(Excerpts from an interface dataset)
===
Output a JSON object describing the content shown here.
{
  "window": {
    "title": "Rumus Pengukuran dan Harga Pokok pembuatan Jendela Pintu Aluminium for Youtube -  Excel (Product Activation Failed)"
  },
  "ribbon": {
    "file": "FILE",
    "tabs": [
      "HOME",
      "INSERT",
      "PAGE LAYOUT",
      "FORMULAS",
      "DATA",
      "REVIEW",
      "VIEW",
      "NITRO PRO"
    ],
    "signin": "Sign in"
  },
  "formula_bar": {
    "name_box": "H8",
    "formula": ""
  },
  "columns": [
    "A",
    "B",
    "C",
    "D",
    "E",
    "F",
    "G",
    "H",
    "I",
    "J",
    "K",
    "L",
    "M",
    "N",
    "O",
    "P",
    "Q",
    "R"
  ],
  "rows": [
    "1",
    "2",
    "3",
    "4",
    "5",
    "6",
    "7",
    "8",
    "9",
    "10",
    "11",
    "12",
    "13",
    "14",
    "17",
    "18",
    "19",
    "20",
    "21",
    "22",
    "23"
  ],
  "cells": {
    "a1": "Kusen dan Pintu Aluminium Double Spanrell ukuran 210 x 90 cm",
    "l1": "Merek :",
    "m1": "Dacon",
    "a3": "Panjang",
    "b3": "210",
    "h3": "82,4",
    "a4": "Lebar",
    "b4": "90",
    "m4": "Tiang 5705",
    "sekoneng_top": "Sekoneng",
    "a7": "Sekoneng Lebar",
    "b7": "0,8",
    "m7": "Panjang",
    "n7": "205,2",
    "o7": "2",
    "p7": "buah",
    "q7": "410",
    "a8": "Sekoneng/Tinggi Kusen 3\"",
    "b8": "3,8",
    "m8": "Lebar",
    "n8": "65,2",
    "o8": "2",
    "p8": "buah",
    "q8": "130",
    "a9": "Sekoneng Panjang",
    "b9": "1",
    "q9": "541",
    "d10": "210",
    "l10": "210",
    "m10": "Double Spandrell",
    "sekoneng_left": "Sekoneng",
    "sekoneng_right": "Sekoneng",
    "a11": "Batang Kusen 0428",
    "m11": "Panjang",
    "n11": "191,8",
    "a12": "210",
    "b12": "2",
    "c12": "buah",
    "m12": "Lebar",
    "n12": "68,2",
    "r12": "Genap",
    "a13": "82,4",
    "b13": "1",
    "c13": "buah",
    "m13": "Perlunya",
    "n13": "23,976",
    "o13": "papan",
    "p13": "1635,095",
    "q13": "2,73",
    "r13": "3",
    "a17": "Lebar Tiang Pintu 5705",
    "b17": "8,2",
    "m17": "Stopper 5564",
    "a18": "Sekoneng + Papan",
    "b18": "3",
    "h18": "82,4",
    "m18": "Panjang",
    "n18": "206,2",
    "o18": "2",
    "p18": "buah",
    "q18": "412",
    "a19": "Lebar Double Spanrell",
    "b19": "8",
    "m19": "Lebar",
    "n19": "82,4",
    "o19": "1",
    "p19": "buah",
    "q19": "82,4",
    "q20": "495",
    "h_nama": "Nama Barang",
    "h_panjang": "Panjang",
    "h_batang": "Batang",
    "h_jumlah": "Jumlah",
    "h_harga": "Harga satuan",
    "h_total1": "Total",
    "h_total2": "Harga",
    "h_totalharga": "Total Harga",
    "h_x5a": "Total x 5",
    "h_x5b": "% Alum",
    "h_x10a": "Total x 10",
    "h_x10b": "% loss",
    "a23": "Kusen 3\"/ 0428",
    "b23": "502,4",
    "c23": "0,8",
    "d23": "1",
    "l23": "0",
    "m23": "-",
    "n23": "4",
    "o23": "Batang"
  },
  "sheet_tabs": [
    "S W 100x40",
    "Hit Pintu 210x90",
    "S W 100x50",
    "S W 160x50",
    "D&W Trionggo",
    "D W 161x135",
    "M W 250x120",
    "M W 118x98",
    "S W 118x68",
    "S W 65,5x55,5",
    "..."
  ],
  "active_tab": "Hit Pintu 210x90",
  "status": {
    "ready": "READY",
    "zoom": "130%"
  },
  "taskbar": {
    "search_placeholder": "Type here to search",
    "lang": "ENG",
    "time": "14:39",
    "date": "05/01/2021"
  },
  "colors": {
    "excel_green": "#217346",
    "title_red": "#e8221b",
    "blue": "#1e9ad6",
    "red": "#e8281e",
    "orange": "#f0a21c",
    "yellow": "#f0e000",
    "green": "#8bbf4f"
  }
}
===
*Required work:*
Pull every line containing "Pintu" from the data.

*Solution to this exercise:*
    "title": "Rumus Pengukuran dan Harga Pokok pembuatan Jendela Pintu Aluminium for Youtube -  Excel (Product Activation Failed)"
    "a1": "Kusen dan Pintu Aluminium Double Spanrell ukuran 210 x 90 cm",
    "a17": "Lebar Tiang Pintu 5705",
    "Hit Pintu 210x90",
  "active_tab": "Hit Pintu 210x90",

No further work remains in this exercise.